Every entrance and connective space has been fluidly designed providing easy access, with large glazed double doors that are fitted with integral blinds between the bedrooms and social space. This design feature allows for varying levels of social inclusion or total privacy. From the centre point of the lounge, each bed head is visible to a nurse allowing for better communication and transparency. A strong connection to the surrounding landscape is proven to aid physical wellbeing and in response to this every room within the cluster offers every patient their own outdoor terrace. Each cluster is orientated to maximise on daylight, whilst a carefully chosen colour palette that distinguishes the cluster has been developed from the designers’ research into healing colours.
The design of the bedrooms has also been carefully developed to provide a functional but non-clinical feel. Features such as hoists have been included so that patients can be moved with safety into the specially fitted bathrooms. Despite the necessity for potentially imposing equipment, a simple, high quality feel is maintained, with all aid stowed in the custom-made integral cupboards specified in every bedroom. Containing a drugs locker and preparation space, hoist storage and motor, wardrobe, fridge, clinical wash basin and ventilation, this cleverly designed unit is a piece of equipment in itself, providing a one-stop station for nurses and patients.

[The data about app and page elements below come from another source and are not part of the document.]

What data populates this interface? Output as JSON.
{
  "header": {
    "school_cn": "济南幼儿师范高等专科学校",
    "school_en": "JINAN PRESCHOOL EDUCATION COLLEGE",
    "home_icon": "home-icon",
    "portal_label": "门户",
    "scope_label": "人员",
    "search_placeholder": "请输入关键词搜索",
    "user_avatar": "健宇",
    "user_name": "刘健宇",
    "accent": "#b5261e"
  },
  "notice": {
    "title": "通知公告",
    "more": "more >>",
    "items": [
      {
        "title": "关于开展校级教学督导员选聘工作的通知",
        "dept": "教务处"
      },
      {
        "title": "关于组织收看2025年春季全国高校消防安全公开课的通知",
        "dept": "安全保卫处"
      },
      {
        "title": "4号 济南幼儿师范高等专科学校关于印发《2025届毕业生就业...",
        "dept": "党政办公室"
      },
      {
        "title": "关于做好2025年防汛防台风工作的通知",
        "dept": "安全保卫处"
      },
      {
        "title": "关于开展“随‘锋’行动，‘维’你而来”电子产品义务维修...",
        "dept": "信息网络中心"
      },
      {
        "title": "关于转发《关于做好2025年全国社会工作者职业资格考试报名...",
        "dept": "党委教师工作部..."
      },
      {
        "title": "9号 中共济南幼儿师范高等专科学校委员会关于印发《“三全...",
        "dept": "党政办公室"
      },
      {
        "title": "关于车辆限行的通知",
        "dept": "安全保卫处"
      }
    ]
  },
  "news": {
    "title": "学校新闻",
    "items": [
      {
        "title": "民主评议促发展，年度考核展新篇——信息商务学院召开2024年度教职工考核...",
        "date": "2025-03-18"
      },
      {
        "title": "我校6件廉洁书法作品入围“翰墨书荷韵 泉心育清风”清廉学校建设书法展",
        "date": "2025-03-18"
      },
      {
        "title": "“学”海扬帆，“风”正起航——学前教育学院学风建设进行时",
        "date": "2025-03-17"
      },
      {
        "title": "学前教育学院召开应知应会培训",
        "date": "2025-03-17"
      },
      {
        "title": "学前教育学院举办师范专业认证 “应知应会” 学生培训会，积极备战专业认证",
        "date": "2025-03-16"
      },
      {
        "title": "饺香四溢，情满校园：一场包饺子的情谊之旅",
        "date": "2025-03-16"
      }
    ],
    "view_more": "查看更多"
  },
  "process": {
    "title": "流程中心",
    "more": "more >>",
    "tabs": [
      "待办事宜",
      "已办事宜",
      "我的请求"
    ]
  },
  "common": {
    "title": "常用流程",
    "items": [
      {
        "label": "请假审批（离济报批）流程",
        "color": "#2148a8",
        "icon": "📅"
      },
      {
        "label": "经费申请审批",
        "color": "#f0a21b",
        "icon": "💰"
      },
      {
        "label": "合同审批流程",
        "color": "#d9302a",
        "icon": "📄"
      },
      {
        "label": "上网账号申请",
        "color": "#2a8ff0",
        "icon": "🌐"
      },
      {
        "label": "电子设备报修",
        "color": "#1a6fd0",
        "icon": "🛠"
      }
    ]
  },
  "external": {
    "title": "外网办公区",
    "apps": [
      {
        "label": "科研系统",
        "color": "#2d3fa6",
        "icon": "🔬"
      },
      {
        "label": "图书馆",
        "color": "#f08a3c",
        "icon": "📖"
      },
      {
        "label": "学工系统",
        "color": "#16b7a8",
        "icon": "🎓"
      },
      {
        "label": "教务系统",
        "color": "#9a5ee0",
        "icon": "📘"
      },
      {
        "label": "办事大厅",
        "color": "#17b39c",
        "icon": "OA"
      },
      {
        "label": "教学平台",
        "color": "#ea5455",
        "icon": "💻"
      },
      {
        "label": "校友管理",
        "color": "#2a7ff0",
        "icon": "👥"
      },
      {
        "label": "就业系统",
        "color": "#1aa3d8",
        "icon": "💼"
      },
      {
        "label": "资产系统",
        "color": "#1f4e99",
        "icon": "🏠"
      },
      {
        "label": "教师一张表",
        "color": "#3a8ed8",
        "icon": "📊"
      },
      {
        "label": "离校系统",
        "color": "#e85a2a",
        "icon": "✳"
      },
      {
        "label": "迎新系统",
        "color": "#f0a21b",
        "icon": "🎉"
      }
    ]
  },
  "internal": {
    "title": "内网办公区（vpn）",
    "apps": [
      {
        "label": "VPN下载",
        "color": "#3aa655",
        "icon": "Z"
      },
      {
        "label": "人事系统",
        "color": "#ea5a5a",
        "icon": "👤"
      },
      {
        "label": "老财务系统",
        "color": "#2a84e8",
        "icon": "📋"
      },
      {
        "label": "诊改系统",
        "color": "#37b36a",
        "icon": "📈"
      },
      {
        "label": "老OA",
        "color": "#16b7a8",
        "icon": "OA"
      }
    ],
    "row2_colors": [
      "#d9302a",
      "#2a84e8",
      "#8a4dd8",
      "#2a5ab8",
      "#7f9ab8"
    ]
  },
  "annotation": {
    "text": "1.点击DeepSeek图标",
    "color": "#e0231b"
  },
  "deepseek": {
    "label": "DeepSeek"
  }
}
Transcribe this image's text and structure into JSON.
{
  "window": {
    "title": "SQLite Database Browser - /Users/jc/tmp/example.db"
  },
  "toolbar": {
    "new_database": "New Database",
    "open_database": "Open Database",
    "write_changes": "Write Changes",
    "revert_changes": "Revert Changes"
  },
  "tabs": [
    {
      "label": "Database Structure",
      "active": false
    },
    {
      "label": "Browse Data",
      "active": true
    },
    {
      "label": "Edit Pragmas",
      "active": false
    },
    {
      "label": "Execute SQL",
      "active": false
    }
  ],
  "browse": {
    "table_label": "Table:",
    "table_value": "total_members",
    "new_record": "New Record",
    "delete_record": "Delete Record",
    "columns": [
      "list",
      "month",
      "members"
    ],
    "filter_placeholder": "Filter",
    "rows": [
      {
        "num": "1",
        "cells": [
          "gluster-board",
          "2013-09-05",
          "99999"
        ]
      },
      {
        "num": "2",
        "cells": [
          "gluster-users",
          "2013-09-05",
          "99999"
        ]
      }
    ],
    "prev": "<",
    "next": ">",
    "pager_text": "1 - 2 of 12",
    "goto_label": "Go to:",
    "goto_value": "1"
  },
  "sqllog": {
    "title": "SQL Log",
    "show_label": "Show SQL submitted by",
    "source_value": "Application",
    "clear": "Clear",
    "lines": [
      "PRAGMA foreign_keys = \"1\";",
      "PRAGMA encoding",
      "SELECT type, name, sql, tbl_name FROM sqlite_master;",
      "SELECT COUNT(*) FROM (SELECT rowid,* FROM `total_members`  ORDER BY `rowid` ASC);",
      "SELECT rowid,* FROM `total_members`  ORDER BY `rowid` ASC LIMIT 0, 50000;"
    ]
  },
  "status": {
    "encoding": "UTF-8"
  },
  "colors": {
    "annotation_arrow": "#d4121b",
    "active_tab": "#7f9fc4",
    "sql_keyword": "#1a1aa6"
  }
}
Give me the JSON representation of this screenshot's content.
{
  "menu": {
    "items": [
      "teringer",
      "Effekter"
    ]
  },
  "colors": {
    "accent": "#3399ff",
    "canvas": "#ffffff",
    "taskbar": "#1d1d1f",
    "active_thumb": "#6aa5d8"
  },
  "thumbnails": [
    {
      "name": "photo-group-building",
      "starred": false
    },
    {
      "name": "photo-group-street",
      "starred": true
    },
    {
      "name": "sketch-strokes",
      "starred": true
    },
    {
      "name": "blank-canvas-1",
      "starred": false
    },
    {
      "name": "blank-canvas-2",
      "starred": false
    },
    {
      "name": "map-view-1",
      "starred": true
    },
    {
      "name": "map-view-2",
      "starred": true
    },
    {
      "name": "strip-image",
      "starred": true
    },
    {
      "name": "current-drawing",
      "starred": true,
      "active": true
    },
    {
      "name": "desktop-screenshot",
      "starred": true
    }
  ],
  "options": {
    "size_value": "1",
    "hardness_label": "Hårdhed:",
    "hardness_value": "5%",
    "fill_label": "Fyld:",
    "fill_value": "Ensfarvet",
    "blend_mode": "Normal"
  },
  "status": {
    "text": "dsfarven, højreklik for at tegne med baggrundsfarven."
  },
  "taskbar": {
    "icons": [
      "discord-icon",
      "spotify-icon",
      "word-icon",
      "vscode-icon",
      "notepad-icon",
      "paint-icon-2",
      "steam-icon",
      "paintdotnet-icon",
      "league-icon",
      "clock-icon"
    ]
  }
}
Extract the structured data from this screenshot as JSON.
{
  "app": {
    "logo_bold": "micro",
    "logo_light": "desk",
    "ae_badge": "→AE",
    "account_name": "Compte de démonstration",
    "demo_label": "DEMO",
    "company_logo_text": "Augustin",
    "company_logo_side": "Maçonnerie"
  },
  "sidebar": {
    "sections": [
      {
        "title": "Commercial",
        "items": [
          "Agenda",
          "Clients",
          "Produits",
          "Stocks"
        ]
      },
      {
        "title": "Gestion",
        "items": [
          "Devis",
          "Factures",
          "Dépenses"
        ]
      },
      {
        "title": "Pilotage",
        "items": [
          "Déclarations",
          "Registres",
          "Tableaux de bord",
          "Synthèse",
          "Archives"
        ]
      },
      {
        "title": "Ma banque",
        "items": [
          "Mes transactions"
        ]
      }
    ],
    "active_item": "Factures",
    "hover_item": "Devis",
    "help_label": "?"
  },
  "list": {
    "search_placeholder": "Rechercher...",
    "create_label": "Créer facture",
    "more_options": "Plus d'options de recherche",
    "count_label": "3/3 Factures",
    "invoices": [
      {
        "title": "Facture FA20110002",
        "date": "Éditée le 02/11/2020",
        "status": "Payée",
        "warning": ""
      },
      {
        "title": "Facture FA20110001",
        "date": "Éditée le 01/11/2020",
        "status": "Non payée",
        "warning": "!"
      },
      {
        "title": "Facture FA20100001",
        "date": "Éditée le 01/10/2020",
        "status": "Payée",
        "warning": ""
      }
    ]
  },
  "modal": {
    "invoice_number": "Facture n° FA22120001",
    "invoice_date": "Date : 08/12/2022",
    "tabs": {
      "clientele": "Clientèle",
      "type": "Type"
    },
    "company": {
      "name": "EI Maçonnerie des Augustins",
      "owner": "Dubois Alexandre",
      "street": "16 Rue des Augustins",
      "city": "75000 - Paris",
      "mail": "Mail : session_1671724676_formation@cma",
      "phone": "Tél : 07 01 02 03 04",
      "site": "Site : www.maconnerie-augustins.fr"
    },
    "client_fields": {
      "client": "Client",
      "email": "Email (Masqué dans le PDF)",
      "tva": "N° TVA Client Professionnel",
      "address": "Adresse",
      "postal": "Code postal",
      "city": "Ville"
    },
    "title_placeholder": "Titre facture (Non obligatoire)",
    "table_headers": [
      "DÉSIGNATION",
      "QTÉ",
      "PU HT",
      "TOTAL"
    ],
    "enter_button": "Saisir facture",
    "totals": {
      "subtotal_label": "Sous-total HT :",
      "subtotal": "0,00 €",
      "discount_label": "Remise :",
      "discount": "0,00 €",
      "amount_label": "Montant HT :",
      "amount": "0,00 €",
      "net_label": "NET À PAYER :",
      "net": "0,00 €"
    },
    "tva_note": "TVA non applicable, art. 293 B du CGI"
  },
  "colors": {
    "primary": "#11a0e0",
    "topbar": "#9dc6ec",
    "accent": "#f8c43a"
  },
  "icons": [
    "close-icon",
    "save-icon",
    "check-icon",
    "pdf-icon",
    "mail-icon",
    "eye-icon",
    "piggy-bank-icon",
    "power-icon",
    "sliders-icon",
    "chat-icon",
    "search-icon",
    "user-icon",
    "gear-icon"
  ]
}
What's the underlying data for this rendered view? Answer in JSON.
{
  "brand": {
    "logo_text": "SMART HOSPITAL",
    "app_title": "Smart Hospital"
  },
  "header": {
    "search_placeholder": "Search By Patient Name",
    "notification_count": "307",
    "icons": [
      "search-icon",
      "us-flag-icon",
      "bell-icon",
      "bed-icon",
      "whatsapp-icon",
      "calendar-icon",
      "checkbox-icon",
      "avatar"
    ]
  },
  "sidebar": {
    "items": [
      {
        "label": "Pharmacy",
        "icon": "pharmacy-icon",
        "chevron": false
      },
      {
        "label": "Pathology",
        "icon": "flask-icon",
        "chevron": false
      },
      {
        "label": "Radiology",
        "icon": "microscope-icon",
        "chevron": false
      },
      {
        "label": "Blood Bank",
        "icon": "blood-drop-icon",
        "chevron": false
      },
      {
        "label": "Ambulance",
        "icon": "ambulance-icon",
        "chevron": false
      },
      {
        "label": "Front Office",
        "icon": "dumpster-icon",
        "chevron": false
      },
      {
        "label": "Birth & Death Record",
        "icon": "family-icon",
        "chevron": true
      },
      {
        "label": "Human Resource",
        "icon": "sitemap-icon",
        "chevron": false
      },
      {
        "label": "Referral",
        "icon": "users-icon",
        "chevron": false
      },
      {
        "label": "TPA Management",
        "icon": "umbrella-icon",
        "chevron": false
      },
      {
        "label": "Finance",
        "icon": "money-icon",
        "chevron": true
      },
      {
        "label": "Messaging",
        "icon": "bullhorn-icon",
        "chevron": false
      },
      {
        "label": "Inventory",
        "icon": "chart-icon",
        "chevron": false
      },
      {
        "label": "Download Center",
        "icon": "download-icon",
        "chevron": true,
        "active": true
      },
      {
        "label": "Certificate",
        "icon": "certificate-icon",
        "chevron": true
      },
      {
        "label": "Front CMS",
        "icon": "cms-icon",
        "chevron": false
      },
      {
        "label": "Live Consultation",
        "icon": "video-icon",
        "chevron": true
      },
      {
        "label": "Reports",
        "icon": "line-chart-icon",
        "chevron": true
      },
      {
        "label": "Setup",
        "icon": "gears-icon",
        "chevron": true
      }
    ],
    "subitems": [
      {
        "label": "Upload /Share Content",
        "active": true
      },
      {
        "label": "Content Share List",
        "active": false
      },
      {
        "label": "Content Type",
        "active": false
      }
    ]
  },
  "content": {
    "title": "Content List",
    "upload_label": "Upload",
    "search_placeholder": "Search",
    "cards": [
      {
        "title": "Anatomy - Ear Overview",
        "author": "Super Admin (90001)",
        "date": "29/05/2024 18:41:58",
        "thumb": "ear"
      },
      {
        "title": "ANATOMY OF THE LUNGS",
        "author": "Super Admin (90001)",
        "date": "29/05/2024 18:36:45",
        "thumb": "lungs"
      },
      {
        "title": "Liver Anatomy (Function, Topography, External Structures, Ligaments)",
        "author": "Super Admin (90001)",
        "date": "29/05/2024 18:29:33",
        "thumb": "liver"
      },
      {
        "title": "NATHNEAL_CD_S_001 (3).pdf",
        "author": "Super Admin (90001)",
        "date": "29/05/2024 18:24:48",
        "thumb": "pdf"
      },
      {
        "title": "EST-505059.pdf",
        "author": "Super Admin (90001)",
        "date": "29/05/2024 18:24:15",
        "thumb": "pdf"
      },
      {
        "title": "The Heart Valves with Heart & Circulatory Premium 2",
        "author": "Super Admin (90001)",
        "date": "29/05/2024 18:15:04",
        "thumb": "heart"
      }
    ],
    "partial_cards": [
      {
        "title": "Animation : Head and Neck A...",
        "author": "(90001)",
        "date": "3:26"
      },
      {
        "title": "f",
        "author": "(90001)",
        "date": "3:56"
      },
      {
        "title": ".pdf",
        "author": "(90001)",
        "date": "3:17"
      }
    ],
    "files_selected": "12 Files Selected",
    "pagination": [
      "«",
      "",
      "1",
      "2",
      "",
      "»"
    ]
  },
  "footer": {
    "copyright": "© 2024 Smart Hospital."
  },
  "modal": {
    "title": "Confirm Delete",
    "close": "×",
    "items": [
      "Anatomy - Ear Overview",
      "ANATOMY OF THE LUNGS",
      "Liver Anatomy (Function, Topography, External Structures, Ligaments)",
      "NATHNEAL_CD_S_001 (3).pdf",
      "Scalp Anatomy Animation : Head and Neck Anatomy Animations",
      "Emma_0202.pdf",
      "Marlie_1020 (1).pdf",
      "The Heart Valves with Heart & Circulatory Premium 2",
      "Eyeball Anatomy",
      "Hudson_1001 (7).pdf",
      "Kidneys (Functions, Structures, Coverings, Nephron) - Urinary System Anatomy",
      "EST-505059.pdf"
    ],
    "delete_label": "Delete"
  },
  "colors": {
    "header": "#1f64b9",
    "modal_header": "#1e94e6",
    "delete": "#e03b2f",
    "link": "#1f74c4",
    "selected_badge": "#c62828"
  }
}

Providing a non-clinical feel to the building has been a challenge; tackling the usual specifications of clinical plastics in exchange for natural materials. Although not possible in every instance when complying with hygiene regulations, natural materials such as timbers and textiles have been specified with unusual generosity for a hospice building. Where the direct use of natural materials has not been appropriate for infection control and hygiene standards in key locations, they have at least been made visible, as seen in the timber slat ceilings, the terrace canopies or the timber skirting, producing a visually softer environment with vastly improved acoustics.
The client and designers were ambitious to make this a building that was extremely functional but supportive, flexible and uplifting for the users, at times feeling more like a spa hotel than a hospice caring for patients with life-limiting conditions. Striking the right balance with a building that felt highly professional, whilst maintaining comfort and a sustainable living space has called upon skills from many staff at Architype over the five years. The relationship forged between the practice and the Hospice team has been one of shared vision, mutual respect and commitment, with both parties taking a responsible, sensitive and human approach to creating this new pioneering facility for Herefordshire.
Project architect Paul Neep described the experience: “St. Michael’s Hospice has touched the lives of so many people in Herefordshire and it has been a privilege to deliver this fantastic new facility that will enable them to continue with the highest possible healthcare standards in an uplifting, comfortable and relaxing environment whilst benefiting from significantly reduced running costs.”
As patients settle into the new building, work has started with immediate effect on Phase Two; the refurbishment of the existing building. The complete strip-out and refit will aim to offer more services and opportunities to day-care patients and their families, modernising, rationalising and improving the sustainable infrastructure of the 1980s building. Facilities will include respite care, holistic treatment, training facilities, community and recreational spaces in an improved environment. These will support the hospices activities and outreach, complementing the in-patient building and providing a sustainable future for the Hospice’s inspirational and commendable work.